What is a zero-inflated model?

What is a zero-inflated model?

In statistics, a zero-inflated model is a statistical model based on a zero-inflated probability distribution, i.e. a distribution that allows for frequent zero-valued observations. One well-known zero-inflated model is Diane Lambert ‘s zero-inflated Poisson model, which concerns a random event containing excess zero-count data in unit time.

How do you train a regression with a non-zero output?

Train a classifier C that tells us whether the regression output is zero, or not. Train a regressor R on the part of the data with a non-zero target. If a data point goes into the model, the classifier first checks if the output should be zero. If yes, output zero. Otherwise, output the result of the regressor for this data point.

What is a zero inflated Poisson regression model?

Specifically, we’ll focus on the Zero Inflated Poisson regression model, often referred to as the ZIP model. Let’s briefly look at the structure of a regular Poisson model before we see how its structure is modified to handle excess zero counts. Imagine a data set containing n samples and p regression variables per sample.

Can zero-inflated data be a target for regression?

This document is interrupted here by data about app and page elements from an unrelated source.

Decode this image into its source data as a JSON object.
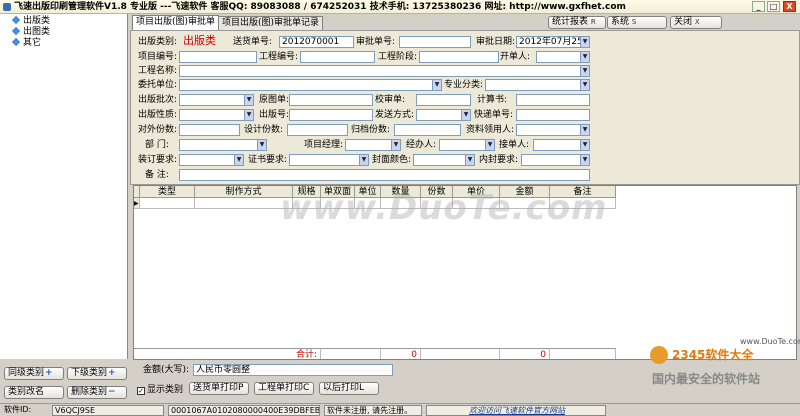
{
  "titlebar": {
    "title": "飞速出版印刷管理软件V1.8  专业版  ---飞速软件  客服QQ: 89083088 / 674252031  技术手机: 13725380236  网址: http://www.gxfhet.com",
    "min": "_",
    "max": "□",
    "close": "X"
  },
  "tree": {
    "items": [
      "出版类",
      "出图类",
      "其它"
    ]
  },
  "sidebar_buttons": {
    "parent": "同级类别",
    "child": "下级类别",
    "rename": "类别改名",
    "delete": "删除类别"
  },
  "tabs": [
    "项目出版(图)审批单",
    "项目出版(图)审批单记录"
  ],
  "toolbar": {
    "stats": "统计报表",
    "stats_key": "R",
    "system": "系统",
    "system_key": "S",
    "close": "关闭",
    "close_key": "X"
  },
  "form": {
    "type_label": "出版类别:",
    "type_value": "出版类",
    "send_no_label": "送货单号:",
    "send_no_value": "2012070001",
    "approve_no_label": "审批单号:",
    "approve_no_value": "",
    "approve_date_label": "审批日期:",
    "approve_date_value": "2012年07月25日",
    "project_no_label": "项目编号:",
    "engineering_no_label": "工程编号:",
    "stage_label": "工程阶段:",
    "opener_label": "开单人:",
    "engineering_name_label": "工程名称:",
    "client_label": "委托单位:",
    "specialty_label": "专业分类:",
    "batch_label": "出版批次:",
    "original_label": "原图单:",
    "proof_label": "校审单:",
    "calc_label": "计算书:",
    "nature_label": "出版性质:",
    "version_label": "出版号:",
    "send_method_label": "发送方式:",
    "express_label": "快递单号:",
    "external_copies_label": "对外份数:",
    "design_copies_label": "设计份数:",
    "archive_copies_label": "归档份数:",
    "receiver_label": "资料领用人:",
    "dept_label": "部   门:",
    "manager_label": "项目经理:",
    "handler_label": "经办人:",
    "recipient_label": "接单人:",
    "binding_label": "装订要求:",
    "cert_label": "证书要求:",
    "cover_color_label": "封面颜色:",
    "inner_label": "内封要求:",
    "remark_label": "备   注:"
  },
  "grid": {
    "headers": [
      "类型",
      "制作方式",
      "规格",
      "单双面",
      "单位",
      "数量",
      "份数",
      "单价",
      "金额",
      "备注"
    ],
    "total_label": "合计:",
    "total_qty": "0",
    "total_amount": "0"
  },
  "bottom": {
    "amount_label": "金额(大写):",
    "amount_value": "人民币零圆整",
    "show_category": "显示类别",
    "print_send": "送货单打印P",
    "print_project": "工程单打印C",
    "print_later": "以后打印L"
  },
  "status": {
    "software_id_label": "软件ID:",
    "software_id": "V6QCJ9SE",
    "machine_code": "0001067A0102080000400E39DBFEBFBFF",
    "register": "软件未注册, 请先注册。",
    "visit": "欢迎访问飞速软件官方网站"
  },
  "watermark": {
    "main": "www.DuoTe.com",
    "badge": "2345软件大全",
    "badge_sub": "国内最安全的软件站",
    "badge_url": "www.DuoTe.com"
  },
  "colors": {
    "accent": "#1a3a8a",
    "red": "#cc0000"
  }
}
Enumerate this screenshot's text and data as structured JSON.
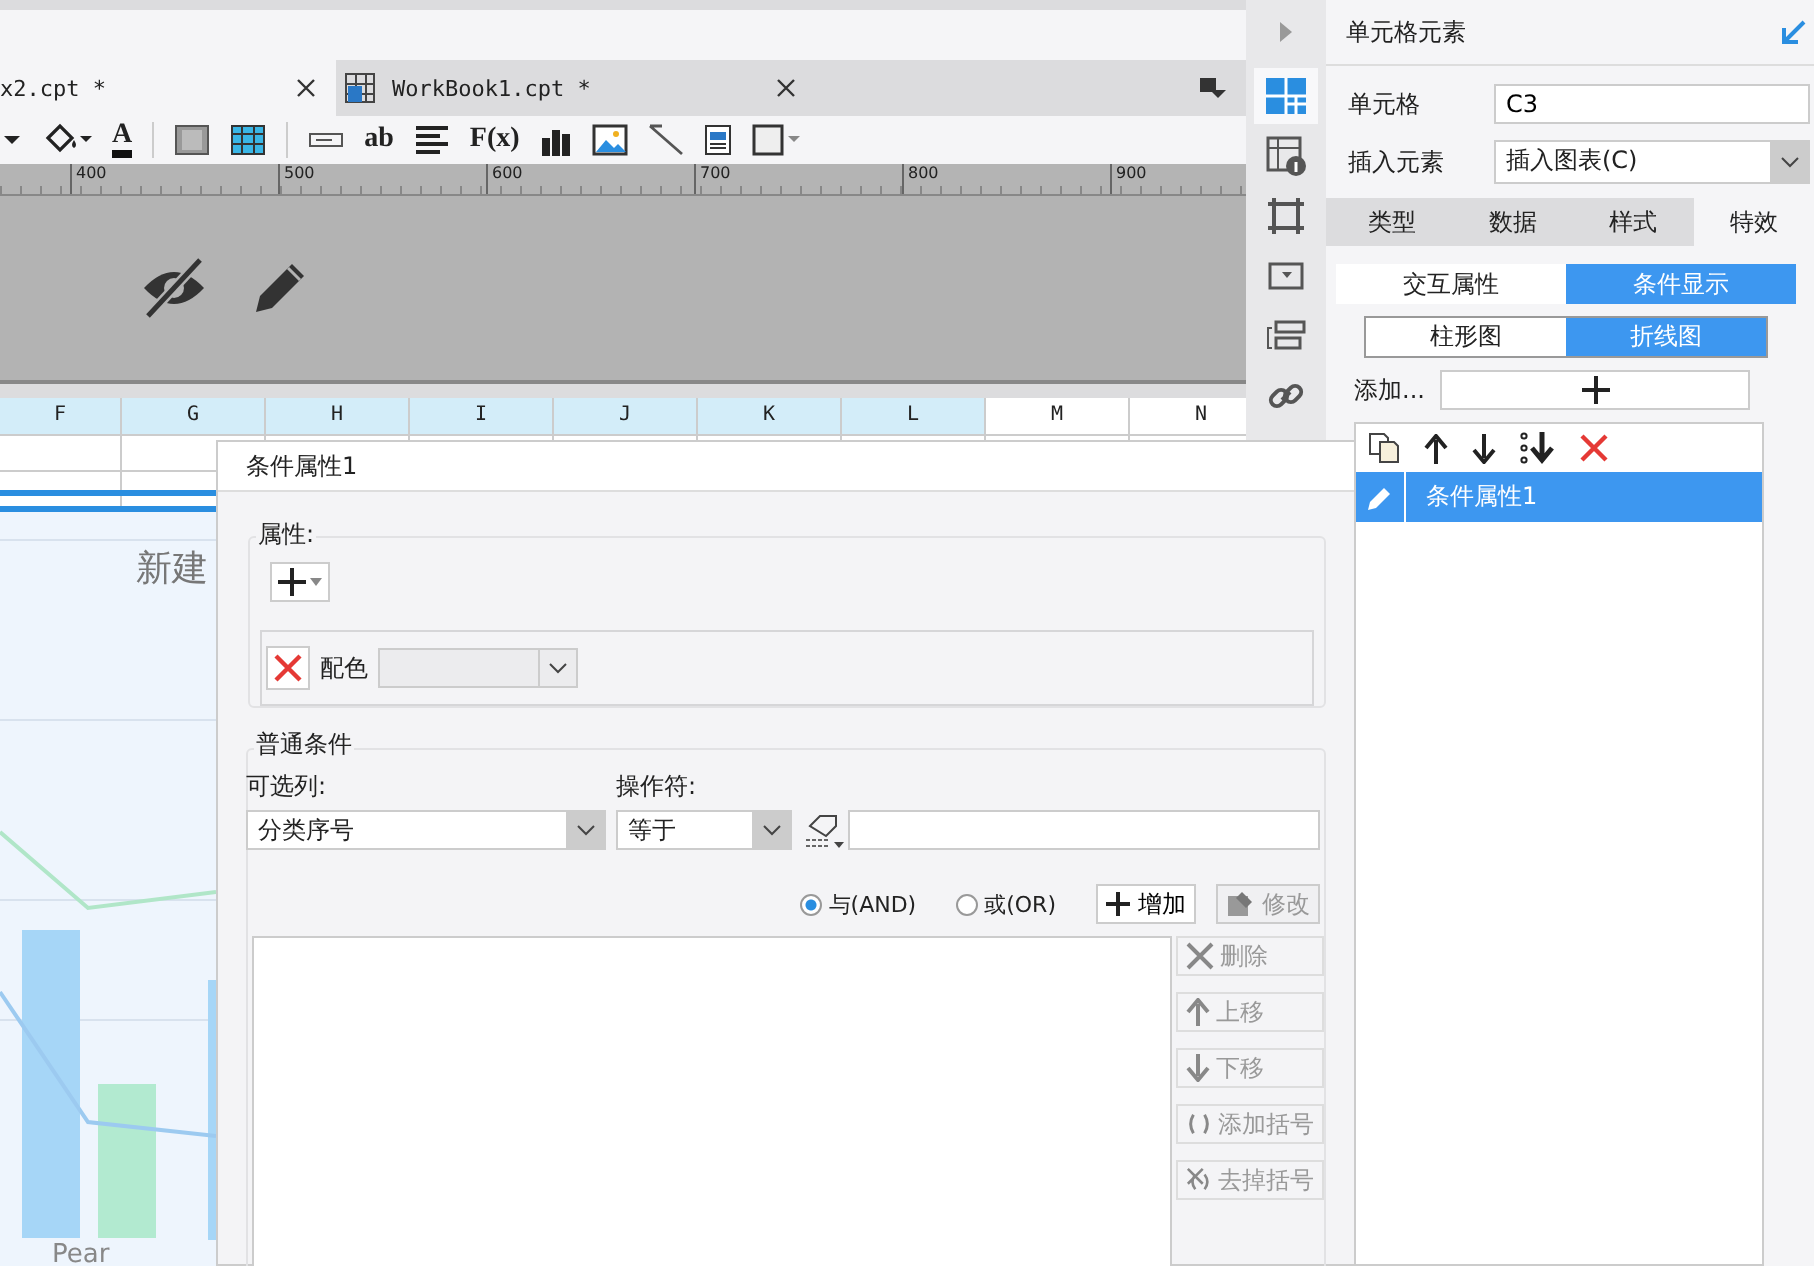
{
  "tabs": [
    {
      "label": "x2.cpt *",
      "selected": true
    },
    {
      "label": "WorkBook1.cpt *",
      "selected": false
    }
  ],
  "toolbar": [
    {
      "kind": "caret"
    },
    {
      "kind": "bucket"
    },
    {
      "kind": "text",
      "glyph": "A"
    },
    {
      "kind": "sep"
    },
    {
      "kind": "merge"
    },
    {
      "kind": "grid"
    },
    {
      "kind": "sep"
    },
    {
      "kind": "textfield"
    },
    {
      "kind": "text",
      "glyph": "ab"
    },
    {
      "kind": "align"
    },
    {
      "kind": "text",
      "glyph": "F(x)"
    },
    {
      "kind": "bars"
    },
    {
      "kind": "image"
    },
    {
      "kind": "slash"
    },
    {
      "kind": "doc"
    },
    {
      "kind": "border"
    }
  ],
  "ruler": [
    "400",
    "500",
    "600",
    "700",
    "800",
    "900"
  ],
  "columns": [
    {
      "label": "F",
      "selected": true
    },
    {
      "label": "G",
      "selected": true
    },
    {
      "label": "H",
      "selected": true
    },
    {
      "label": "I",
      "selected": true
    },
    {
      "label": "J",
      "selected": true
    },
    {
      "label": "K",
      "selected": true
    },
    {
      "label": "L",
      "selected": true
    },
    {
      "label": "M",
      "selected": false
    },
    {
      "label": "N",
      "selected": false
    }
  ],
  "chart": {
    "title": "新建",
    "category": "Pear"
  },
  "dialog": {
    "title": "条件属性1",
    "attributes": {
      "legend": "属性:",
      "color_label": "配色"
    },
    "condition": {
      "legend": "普通条件",
      "column_label": "可选列:",
      "column_value": "分类序号",
      "operator_label": "操作符:",
      "operator_value": "等于"
    },
    "logic": [
      {
        "label": "与(AND)",
        "selected": true
      },
      {
        "label": "或(OR)",
        "selected": false
      }
    ],
    "add_button": "增加",
    "modify_button": {
      "label": "修改",
      "disabled": true
    },
    "side_buttons": [
      {
        "kind": "delete",
        "label": "删除",
        "disabled": true
      },
      {
        "kind": "up",
        "label": "上移",
        "disabled": true
      },
      {
        "kind": "down",
        "label": "下移",
        "disabled": true
      },
      {
        "kind": "paren",
        "label": "添加括号",
        "disabled": true
      },
      {
        "kind": "unparen",
        "label": "去掉括号",
        "disabled": true
      }
    ]
  },
  "side_icons": [
    {
      "kind": "cell",
      "selected": true
    },
    {
      "kind": "info",
      "selected": false
    },
    {
      "kind": "frame",
      "selected": false
    },
    {
      "kind": "widget",
      "selected": false
    },
    {
      "kind": "layout",
      "selected": false
    },
    {
      "kind": "link",
      "selected": false
    }
  ],
  "panel": {
    "title": "单元格元素",
    "cell_label": "单元格",
    "cell_value": "C3",
    "insert_label": "插入元素",
    "insert_value": "插入图表(C)",
    "tabs": [
      {
        "label": "类型",
        "selected": false
      },
      {
        "label": "数据",
        "selected": false
      },
      {
        "label": "样式",
        "selected": false
      },
      {
        "label": "特效",
        "selected": true
      }
    ],
    "subtabs": [
      {
        "label": "交互属性",
        "selected": false
      },
      {
        "label": "条件显示",
        "selected": true
      }
    ],
    "chart_tabs": [
      {
        "label": "柱形图",
        "selected": false
      },
      {
        "label": "折线图",
        "selected": true
      }
    ],
    "add_label": "添加...",
    "items": [
      {
        "label": "条件属性1",
        "selected": true
      }
    ]
  }
}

We have looked at datasets for regression that have a large number of zeroes as targets — zero-inflated data. This can unsettle many regressors such as support vector machines as well as neural networks.